■ **DATA RECORDS**
..........
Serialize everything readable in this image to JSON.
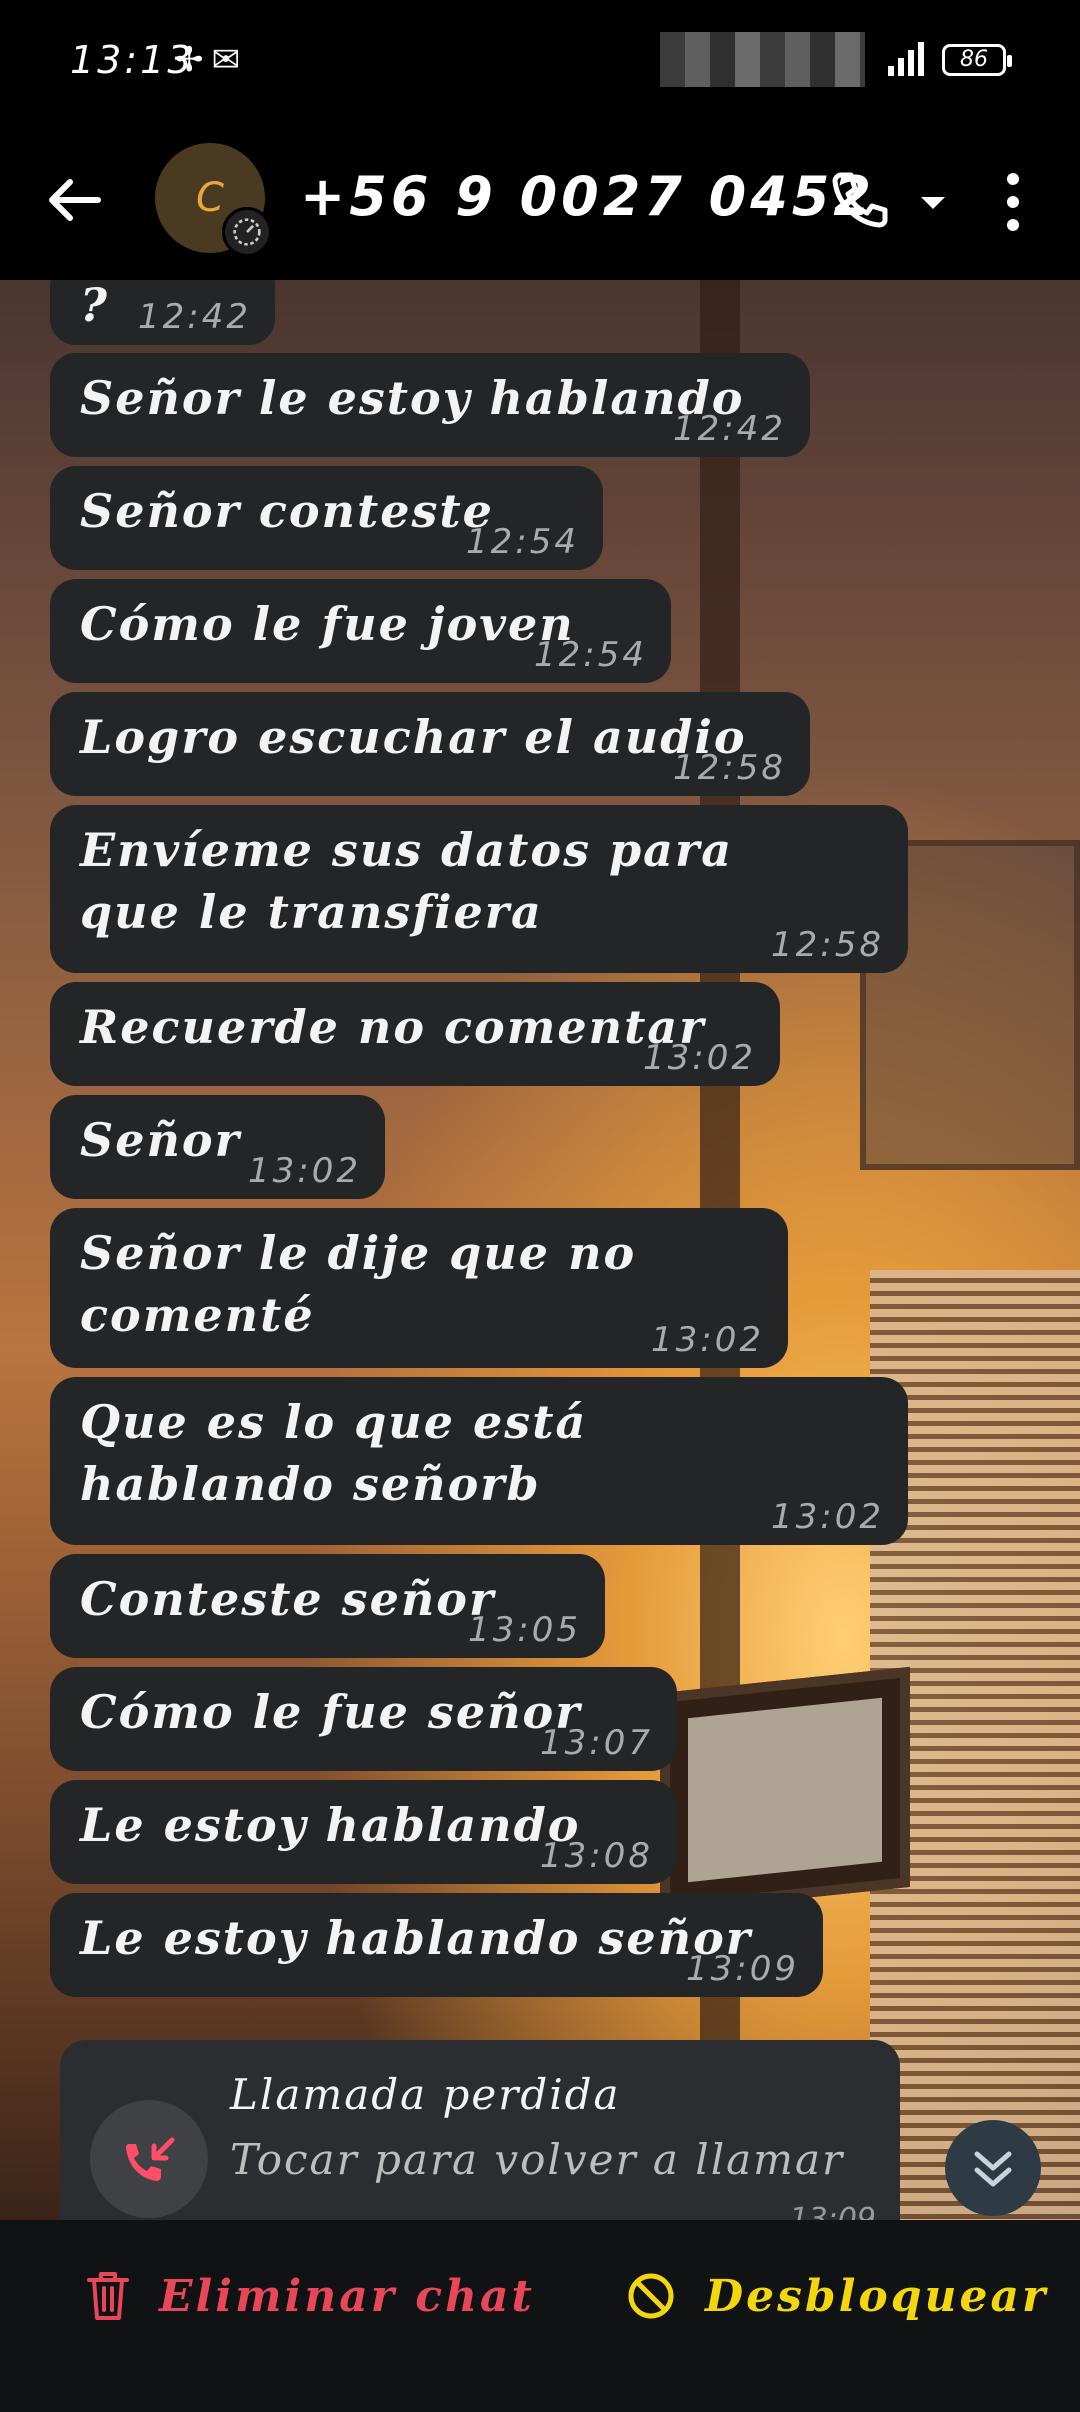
{
  "status_bar": {
    "time": "13:13",
    "battery": "86",
    "icons": [
      "fan-icon",
      "mail-icon",
      "signal-icon",
      "battery-icon"
    ]
  },
  "header": {
    "avatar_letter": "C",
    "contact": "+56 9 0027 0452"
  },
  "messages": [
    {
      "text": "?",
      "time": "12:42"
    },
    {
      "text": "Señor le estoy hablando",
      "time": "12:42"
    },
    {
      "text": "Señor conteste",
      "time": "12:54"
    },
    {
      "text": "Cómo le fue joven",
      "time": "12:54"
    },
    {
      "text": "Logro escuchar el audio",
      "time": "12:58"
    },
    {
      "text": "Envíeme sus datos para que le transfiera",
      "time": "12:58"
    },
    {
      "text": "Recuerde no comentar",
      "time": "13:02"
    },
    {
      "text": "Señor",
      "time": "13:02"
    },
    {
      "text": "Señor le dije que no comenté",
      "time": "13:02"
    },
    {
      "text": "Que es lo que está hablando señorb",
      "time": "13:02"
    },
    {
      "text": "Conteste señor",
      "time": "13:05"
    },
    {
      "text": "Cómo le fue señor",
      "time": "13:07"
    },
    {
      "text": "Le estoy hablando",
      "time": "13:08"
    },
    {
      "text": "Le estoy hablando señor",
      "time": "13:09"
    }
  ],
  "missed_call": {
    "title": "Llamada perdida",
    "subtitle": "Tocar para volver a llamar",
    "time": "13:09"
  },
  "actions": {
    "delete_label": "Eliminar chat",
    "unblock_label": "Desbloquear"
  },
  "colors": {
    "delete": "#e8475a",
    "unblock": "#f2d70c",
    "bubble": "#232527",
    "missed_icon": "#ff4d6a"
  }
}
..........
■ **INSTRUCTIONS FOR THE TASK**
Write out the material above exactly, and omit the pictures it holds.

■ **TASK OUTPUT**
Serialize everything readable in this image to JSON.
{
  "status_bar": {
    "time": "13:13",
    "battery": "86",
    "icons": [
      "fan-icon",
      "mail-icon",
      "signal-icon",
      "battery-icon"
    ]
  },
  "header": {
    "avatar_letter": "C",
    "contact": "+56 9 0027 0452"
  },
  "messages": [
    {
      "text": "?",
      "time": "12:42"
    },
    {
      "text": "Señor le estoy hablando",
      "time": "12:42"
    },
    {
      "text": "Señor conteste",
      "time": "12:54"
    },
    {
      "text": "Cómo le fue joven",
      "time": "12:54"
    },
    {
      "text": "Logro escuchar el audio",
      "time": "12:58"
    },
    {
      "text": "Envíeme sus datos para que le transfiera",
      "time": "12:58"
    },
    {
      "text": "Recuerde no comentar",
      "time": "13:02"
    },
    {
      "text": "Señor",
      "time": "13:02"
    },
    {
      "text": "Señor le dije que no comenté",
      "time": "13:02"
    },
    {
      "text": "Que es lo que está hablando señorb",
      "time": "13:02"
    },
    {
      "text": "Conteste señor",
      "time": "13:05"
    },
    {
      "text": "Cómo le fue señor",
      "time": "13:07"
    },
    {
      "text": "Le estoy hablando",
      "time": "13:08"
    },
    {
      "text": "Le estoy hablando señor",
      "time": "13:09"
    }
  ],
  "missed_call": {
    "title": "Llamada perdida",
    "subtitle": "Tocar para volver a llamar",
    "time": "13:09"
  },
  "actions": {
    "delete_label": "Eliminar chat",
    "unblock_label": "Desbloquear"
  },
  "colors": {
    "delete": "#e8475a",
    "unblock": "#f2d70c",
    "bubble": "#232527",
    "missed_icon": "#ff4d6a"
  }
}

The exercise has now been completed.